HB617 and HB618 would require insurance coverage for the expenses of any Pre-Exposure Prophylaxis (PrEP) and Post-Exposure Prophylaxis (PEP) HIV medication. When taken daily and as prescribed, PrEP reduces the risk of acquiring HIV by more than 90% and can be even more effective when combined with other preventative measures. Unfortunately, a 30-day supply of PrEP can cost nearly $2,000. PEP medications are antiretroviral drugs that are designed to prevent people who have been potentially exposed to HIV from becoming infected. PEP is only available in emergency situations, typically within 72 hours after potential exposure, and must be taken for a full 28 days to be effective. Without insurance, a full prescription for PEP can cost more than $1,000. 

HB622 would establish procedures for parents to give a school a physician-approved seizure management and treatment plan. At the same time, this bill would also connect teachers and other school employees with accessible, informative online training on seizure recognition and basic first aid. 

HB633 would create a statewide COVID-19 vaccine registry to allow citizens to register themselves and their families as willing to receive the vaccine. 

HB642 would provide telemedicine service regulations and require health insurers to provide coverage for such services. Telemedicine has recently proven to be a lifeline for many people and Pennsylvania is one of only a handful of states that do not require insurers to cover these services. 

HB649 would allow a designated essential caregiver to be named for each resident of a long-term care facility. Other states have acknowledged that steps need to be taken to protect the physical health of long-term care residents, but also support their mental health and emotional well-being. In creating the essential caregiver program, both Indiana and Minnesota established protocols to screen essential caregivers and require additional steps for the essential caregivers to be given access to the long-term care facilities. 

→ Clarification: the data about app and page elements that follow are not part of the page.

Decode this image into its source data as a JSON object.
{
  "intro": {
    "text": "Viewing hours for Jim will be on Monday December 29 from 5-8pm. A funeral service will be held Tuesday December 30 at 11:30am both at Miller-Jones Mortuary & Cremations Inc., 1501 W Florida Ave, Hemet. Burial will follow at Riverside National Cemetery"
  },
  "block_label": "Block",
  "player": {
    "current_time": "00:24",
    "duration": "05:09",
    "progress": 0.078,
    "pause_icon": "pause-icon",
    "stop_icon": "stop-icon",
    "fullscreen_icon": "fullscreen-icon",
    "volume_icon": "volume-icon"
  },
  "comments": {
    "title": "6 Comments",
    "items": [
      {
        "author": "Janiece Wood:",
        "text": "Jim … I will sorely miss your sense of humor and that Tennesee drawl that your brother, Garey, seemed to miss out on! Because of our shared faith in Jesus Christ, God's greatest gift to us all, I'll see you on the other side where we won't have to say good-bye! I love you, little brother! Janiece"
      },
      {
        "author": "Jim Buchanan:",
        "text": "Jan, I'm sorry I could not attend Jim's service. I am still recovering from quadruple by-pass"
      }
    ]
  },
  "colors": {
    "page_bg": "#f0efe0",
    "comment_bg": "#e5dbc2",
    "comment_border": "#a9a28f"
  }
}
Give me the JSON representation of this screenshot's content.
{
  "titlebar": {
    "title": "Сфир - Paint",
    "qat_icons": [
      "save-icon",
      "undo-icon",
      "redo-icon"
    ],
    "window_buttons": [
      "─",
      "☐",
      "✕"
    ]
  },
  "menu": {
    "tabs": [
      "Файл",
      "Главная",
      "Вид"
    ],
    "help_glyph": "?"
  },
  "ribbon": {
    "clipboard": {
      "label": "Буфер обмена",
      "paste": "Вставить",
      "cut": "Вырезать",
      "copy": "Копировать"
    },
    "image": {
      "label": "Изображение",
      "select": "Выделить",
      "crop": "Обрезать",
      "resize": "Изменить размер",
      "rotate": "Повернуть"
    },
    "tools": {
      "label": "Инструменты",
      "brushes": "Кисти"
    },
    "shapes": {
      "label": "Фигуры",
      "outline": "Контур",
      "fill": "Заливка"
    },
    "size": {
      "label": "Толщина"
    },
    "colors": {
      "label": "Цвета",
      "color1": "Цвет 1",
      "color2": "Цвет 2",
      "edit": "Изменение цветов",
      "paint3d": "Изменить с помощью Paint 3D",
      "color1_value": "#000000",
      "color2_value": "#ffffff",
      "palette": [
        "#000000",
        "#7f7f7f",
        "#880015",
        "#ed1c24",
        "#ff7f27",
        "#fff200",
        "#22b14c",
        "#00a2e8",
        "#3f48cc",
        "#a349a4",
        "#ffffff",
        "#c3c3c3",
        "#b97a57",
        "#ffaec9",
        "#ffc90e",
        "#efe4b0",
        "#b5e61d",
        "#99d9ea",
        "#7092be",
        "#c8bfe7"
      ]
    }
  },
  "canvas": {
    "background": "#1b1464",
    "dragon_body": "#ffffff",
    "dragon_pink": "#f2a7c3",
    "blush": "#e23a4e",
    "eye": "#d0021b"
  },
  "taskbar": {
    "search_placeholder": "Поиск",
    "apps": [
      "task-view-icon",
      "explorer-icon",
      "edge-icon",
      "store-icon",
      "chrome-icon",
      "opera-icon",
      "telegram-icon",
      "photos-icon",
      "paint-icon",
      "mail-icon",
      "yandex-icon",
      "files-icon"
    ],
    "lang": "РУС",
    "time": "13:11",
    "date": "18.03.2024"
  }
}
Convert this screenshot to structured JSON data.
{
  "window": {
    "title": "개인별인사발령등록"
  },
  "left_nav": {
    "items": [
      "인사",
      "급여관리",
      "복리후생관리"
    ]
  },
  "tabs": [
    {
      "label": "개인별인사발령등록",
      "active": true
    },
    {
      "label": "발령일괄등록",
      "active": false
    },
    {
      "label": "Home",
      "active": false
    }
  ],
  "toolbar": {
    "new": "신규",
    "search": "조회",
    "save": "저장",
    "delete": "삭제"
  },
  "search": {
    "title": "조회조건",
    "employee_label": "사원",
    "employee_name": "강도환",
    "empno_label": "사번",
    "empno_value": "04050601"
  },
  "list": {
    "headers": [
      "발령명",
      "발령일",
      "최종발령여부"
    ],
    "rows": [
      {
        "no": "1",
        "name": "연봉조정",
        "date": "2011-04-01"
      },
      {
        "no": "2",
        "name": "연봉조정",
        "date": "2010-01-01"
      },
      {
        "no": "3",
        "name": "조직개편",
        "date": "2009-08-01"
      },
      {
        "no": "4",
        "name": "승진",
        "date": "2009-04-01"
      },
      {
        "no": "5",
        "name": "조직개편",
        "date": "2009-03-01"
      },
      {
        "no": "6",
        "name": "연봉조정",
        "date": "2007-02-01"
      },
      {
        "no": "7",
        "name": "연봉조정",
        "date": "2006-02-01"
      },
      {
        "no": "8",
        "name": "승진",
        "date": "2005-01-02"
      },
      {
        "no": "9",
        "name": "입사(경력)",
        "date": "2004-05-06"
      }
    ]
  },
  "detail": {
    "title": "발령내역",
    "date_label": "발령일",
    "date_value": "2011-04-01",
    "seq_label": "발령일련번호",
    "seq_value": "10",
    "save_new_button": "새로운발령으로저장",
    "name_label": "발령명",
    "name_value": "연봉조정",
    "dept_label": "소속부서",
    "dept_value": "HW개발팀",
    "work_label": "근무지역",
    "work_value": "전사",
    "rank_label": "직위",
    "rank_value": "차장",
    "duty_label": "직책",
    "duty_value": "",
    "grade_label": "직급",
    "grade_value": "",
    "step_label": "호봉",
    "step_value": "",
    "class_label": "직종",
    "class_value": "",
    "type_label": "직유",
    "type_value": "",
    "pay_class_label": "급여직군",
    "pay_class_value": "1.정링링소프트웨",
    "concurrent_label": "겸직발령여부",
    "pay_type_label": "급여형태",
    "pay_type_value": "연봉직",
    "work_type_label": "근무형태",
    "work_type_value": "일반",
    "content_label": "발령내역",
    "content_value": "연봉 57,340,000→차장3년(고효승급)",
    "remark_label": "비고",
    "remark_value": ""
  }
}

HB623 would permit 16- and 17-year-olds to pre-register to vote. The sponsor believes this action would link early intervention with opportunity to participate in a better democracy. 

HB621 would require the Department of State to provide special absentee ballots printed in braille to qualified voters who submit a written request for a special ballot. Braille absentee ballots would enable visually impaired and blind voters to cast their vote by themselves and in the privacy of their own home. 


HB653 would allocate funding to support nonprofit organizations and county/municipal governments that provide community-based services to homeless Pennsylvanians.